» **Work task**: The expected answer is every line of the material that contains the word "calendar".

» **Extracted entries**:
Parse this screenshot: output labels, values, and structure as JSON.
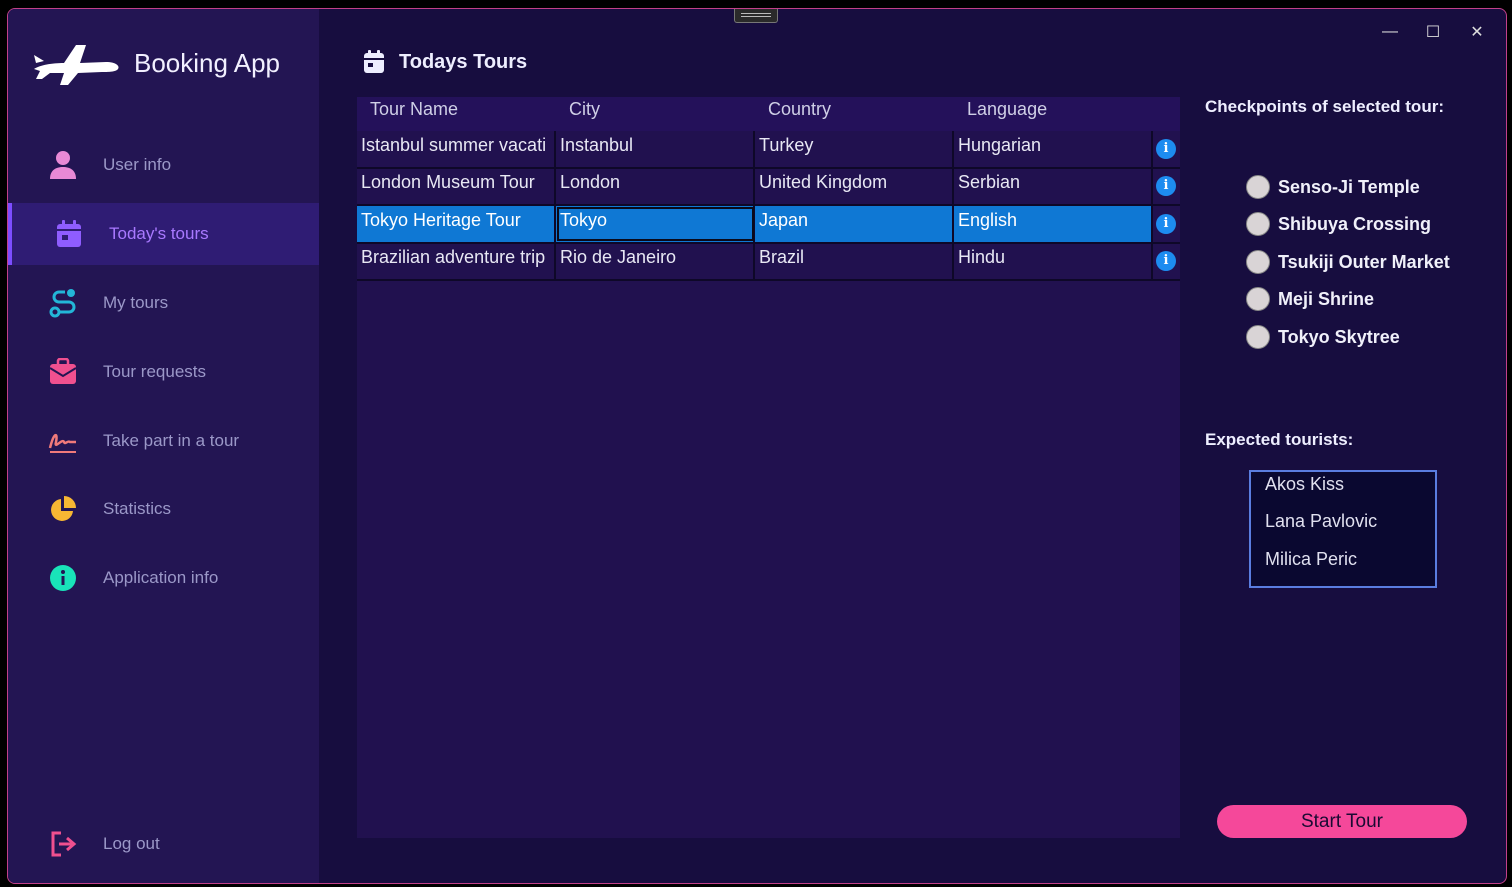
{
  "app": {
    "title": "Booking App"
  },
  "colors": {
    "accent": "#7c4dff",
    "selected_row": "#0f78d4",
    "start_button": "#f5489a",
    "sidebar": "#231553",
    "background": "#170d3f"
  },
  "sidebar": {
    "items": [
      {
        "label": "User info",
        "icon": "user-icon",
        "color": "#e889d6"
      },
      {
        "label": "Today's tours",
        "icon": "calendar-icon",
        "color": "#8f5dff",
        "active": true
      },
      {
        "label": "My tours",
        "icon": "route-icon",
        "color": "#23b6d8"
      },
      {
        "label": "Tour requests",
        "icon": "mail-icon",
        "color": "#f0508f"
      },
      {
        "label": "Take part in a tour",
        "icon": "signature-icon",
        "color": "#f07a7a"
      },
      {
        "label": "Statistics",
        "icon": "pie-chart-icon",
        "color": "#f7b733"
      },
      {
        "label": "Application info",
        "icon": "info-icon",
        "color": "#19e3b9"
      }
    ],
    "logout": {
      "label": "Log out",
      "icon": "logout-icon",
      "color": "#f0508f"
    }
  },
  "header": {
    "title": "Todays Tours",
    "icon": "calendar-icon"
  },
  "table": {
    "columns": [
      "Tour Name",
      "City",
      "Country",
      "Language"
    ],
    "rows": [
      {
        "cells": [
          "Istanbul summer vacati",
          "Instanbul",
          "Turkey",
          "Hungarian"
        ]
      },
      {
        "cells": [
          "London Museum Tour",
          "London",
          "United Kingdom",
          "Serbian"
        ]
      },
      {
        "cells": [
          "Tokyo Heritage Tour",
          "Tokyo",
          "Japan",
          "English"
        ],
        "selected": true
      },
      {
        "cells": [
          "Brazilian adventure trip",
          "Rio de Janeiro",
          "Brazil",
          "Hindu"
        ]
      }
    ],
    "info_glyph": "i"
  },
  "checkpoints": {
    "title": "Checkpoints of selected tour:",
    "items": [
      "Senso-Ji Temple",
      "Shibuya Crossing",
      "Tsukiji Outer Market",
      "Meji Shrine",
      "Tokyo Skytree"
    ]
  },
  "tourists": {
    "title": "Expected tourists:",
    "items": [
      "Akos Kiss",
      "Lana Pavlovic",
      "Milica Peric"
    ]
  },
  "actions": {
    "start_tour": "Start Tour"
  },
  "window_controls": {
    "minimize": "—",
    "maximize": "☐",
    "close": "✕"
  }
}
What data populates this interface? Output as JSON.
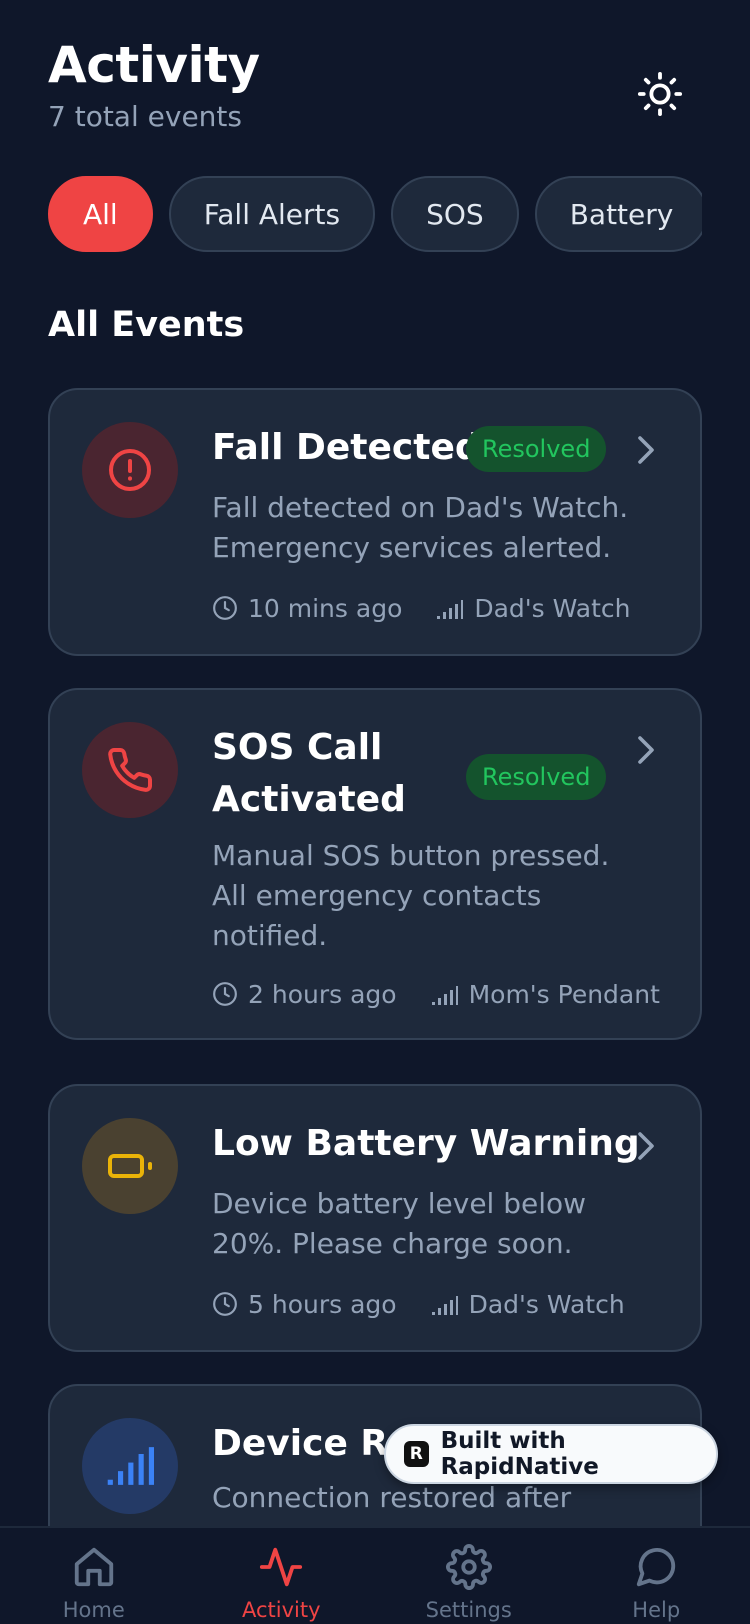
{
  "header": {
    "title": "Activity",
    "subtitle": "7 total events",
    "theme_icon": "sun-icon"
  },
  "filters": [
    {
      "label": "All",
      "active": true
    },
    {
      "label": "Fall Alerts",
      "active": false
    },
    {
      "label": "SOS",
      "active": false
    },
    {
      "label": "Battery",
      "active": false
    },
    {
      "label": "",
      "active": false
    }
  ],
  "section_title": "All Events",
  "events": [
    {
      "title": "Fall Detected",
      "status": "Resolved",
      "description_lines": [
        "Fall detected on Dad's Watch.",
        "Emergency services alerted."
      ],
      "time": "10 mins ago",
      "device": "Dad's Watch",
      "icon": "alert-circle-icon",
      "color": "#ef4444"
    },
    {
      "title_lines": [
        "SOS Call",
        "Activated"
      ],
      "status": "Resolved",
      "description_lines": [
        "Manual SOS button pressed.",
        "All emergency contacts",
        "notified."
      ],
      "time": "2 hours ago",
      "device": "Mom's Pendant",
      "icon": "phone-icon",
      "color": "#ef4444"
    },
    {
      "title": "Low Battery Warning",
      "description_lines": [
        "Device battery level below",
        "20%. Please charge soon."
      ],
      "time": "5 hours ago",
      "device": "Dad's Watch",
      "icon": "battery-low-icon",
      "color": "#eab308"
    },
    {
      "title": "Device Re",
      "description_lines": [
        "Connection restored after"
      ],
      "icon": "signal-icon",
      "color": "#3b82f6"
    }
  ],
  "tabs": [
    {
      "label": "Home",
      "icon": "home-icon",
      "active": false
    },
    {
      "label": "Activity",
      "icon": "activity-icon",
      "active": true
    },
    {
      "label": "Settings",
      "icon": "gear-icon",
      "active": false
    },
    {
      "label": "Help",
      "icon": "chat-bubble-icon",
      "active": false
    }
  ],
  "brand_badge": {
    "text": "Built with RapidNative",
    "logo_letter": "R"
  },
  "colors": {
    "background": "#0f172a",
    "card": "#1e293b",
    "accent": "#ef4444",
    "success": "#22c55e",
    "muted": "#94a3b8"
  }
}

» **Result below**:
        "icon": "calendar-icon",
    "icon": "calendar-icon"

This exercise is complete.